The extent to which parents are unable to access the free 15 hours without paying additional fees was highlighted during last month's Public Accounts Committee hearing on the findings of the National Audit Office report on the free entitlement for three- and four-year-olds.
The NAO report, published in February, looked at whether the Department for Education is providing value for money in delivering the free entitlement for education for three- and four-year-olds.
Speaking to delegates at the ICMEC seminar at the University of East London last week, Neil Leitch, chief executive of the Pre-school Learning Alliance, gave a provider perspective on ongoing issues with funding the 15 hours.
Delegates also heard from Julian Wood, the National Audit Office client director of education, who gave an overview of the NAO report's conclusions.
Mr Leitch, who gave evidence to the Public Accounts Committee, said he was amazed that issues regarding funding raised during the hearing appeared to be news to MPs.
'We in the sector know that none of this is news and perhaps it suits everyone to ignore the issue, because there is simply not enough money in the system to deliver on the rhetoric,' he said.
Mr Leitch also spoke about his own experience when he was recently looking for a nursery for his three-year-old, as there was no Alliance nursery in his area.
After finding a nursery he liked and told that they offered the free entitlement he said he would like to take up five three-hour sessions a week, and was surprised to be given a list of fees.
When he stressed that he only wanted the 15 hours he was told the provider had always charged top-up fees and that no parents were able to receive the free entitlement without paying a top-up fee.
Mr Leitch said 15,000 children went through the provider, which he described as a 'fairly substantial organisation' every year (pre-school and primary).
When he queried this with the provider's chief executive and asked if there were any circumstances when they would provide the free entitlement without asking for extra fees, he said he was referred back to the terms and conditions.
This backs up anecdotal evidence that many parents are still unable to claim the 15 hours completely free and that the practice of charging top-up fees to parents is still prevalent.
Mr Leitch said he had told this story when he gave evidence to MPs at the Public Accounts Committee hearing.
During the meeting chair Margaret Hodge also quoted examples directly from discussions on Mumsnet, which she had found from a brief search on the morning of the hearing.
Examples she gave to MPs included parents being sent invoices for 'voluntary donations', including a mother who had been billed £1,000 for a term for 14 hours a week at a nursery when her daughters were supposedly receiving the free entitlement.
Tom Jeffery, the permanent secretary at the Department for Education, said that he would look into these cases.
Mr Leitch said this showed the practice of top-up fees was not policed and in some areas was actually condoned.
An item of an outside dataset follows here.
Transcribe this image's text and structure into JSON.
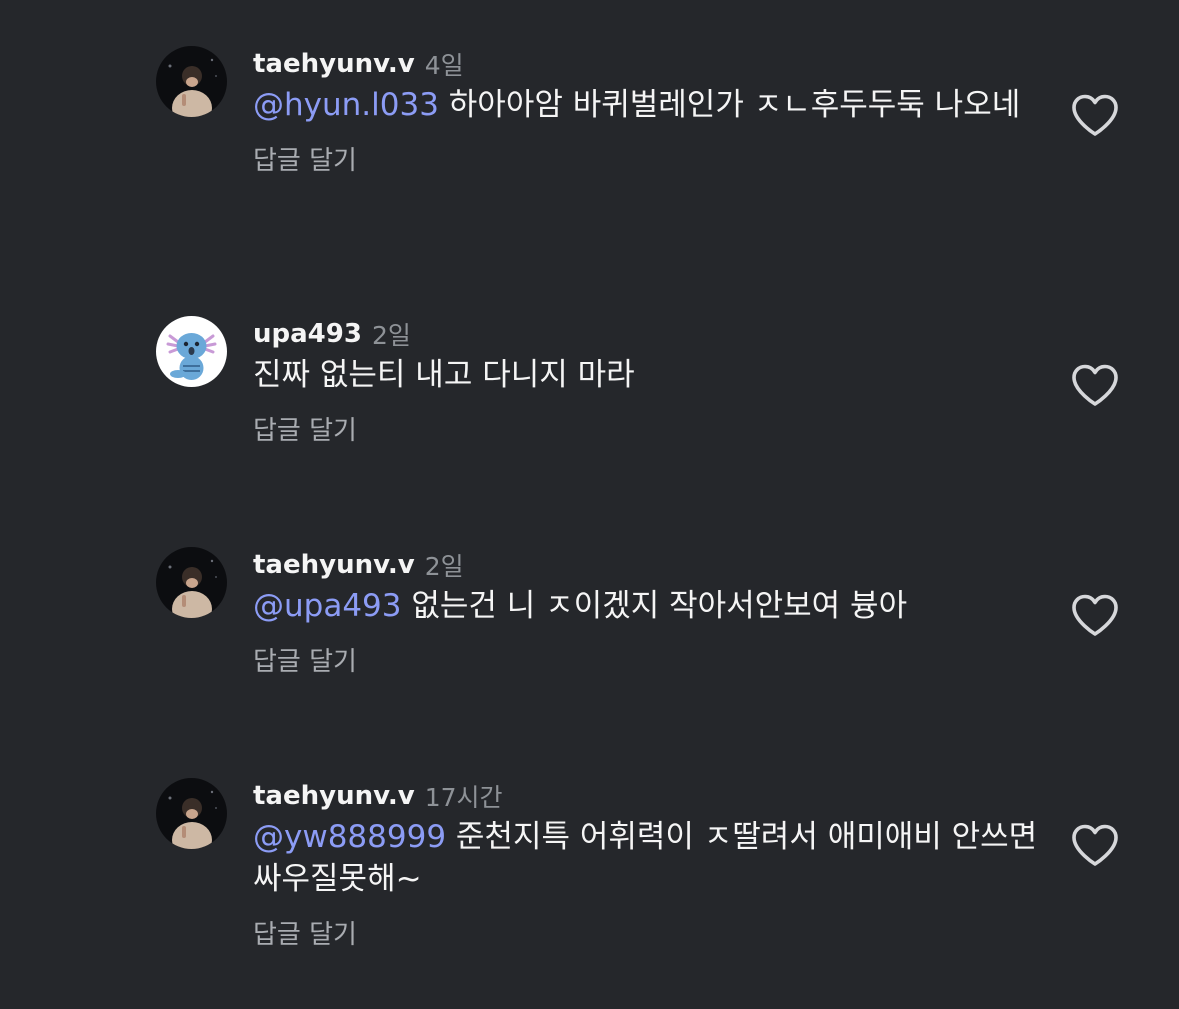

He said there was a conflict, as he knew that providers do not receive enough money to deliver the service.
He said, 'I know that there are many providers who constantly struggle to do the right thing and it jeopardises their entire operation.
'And I also know that if every parent received the free earlyyears entitlement in the way in which it was intended, the system would simply crumble.
'Providers would collapse and Government would then be left to pick up the pieces.'
He said, 'That is why we need to follow up on the commitment by the DfE to look at costs.
'We need to ensure families get what they are entitled to, which means local authorities must pay an equitable rate and that central Government needs to provide sufficient funds for distribution.'
He added, 'At long last we have a credible report that endorses what many providers have been stating for years.'
The Public Accounts Committee is due to publish its response to the report shortly.
Mr Jeffery also confirmed at the meeting that the department would be publishing data to show how local authorities are setting the Early Years Single Funding Formula in their areas.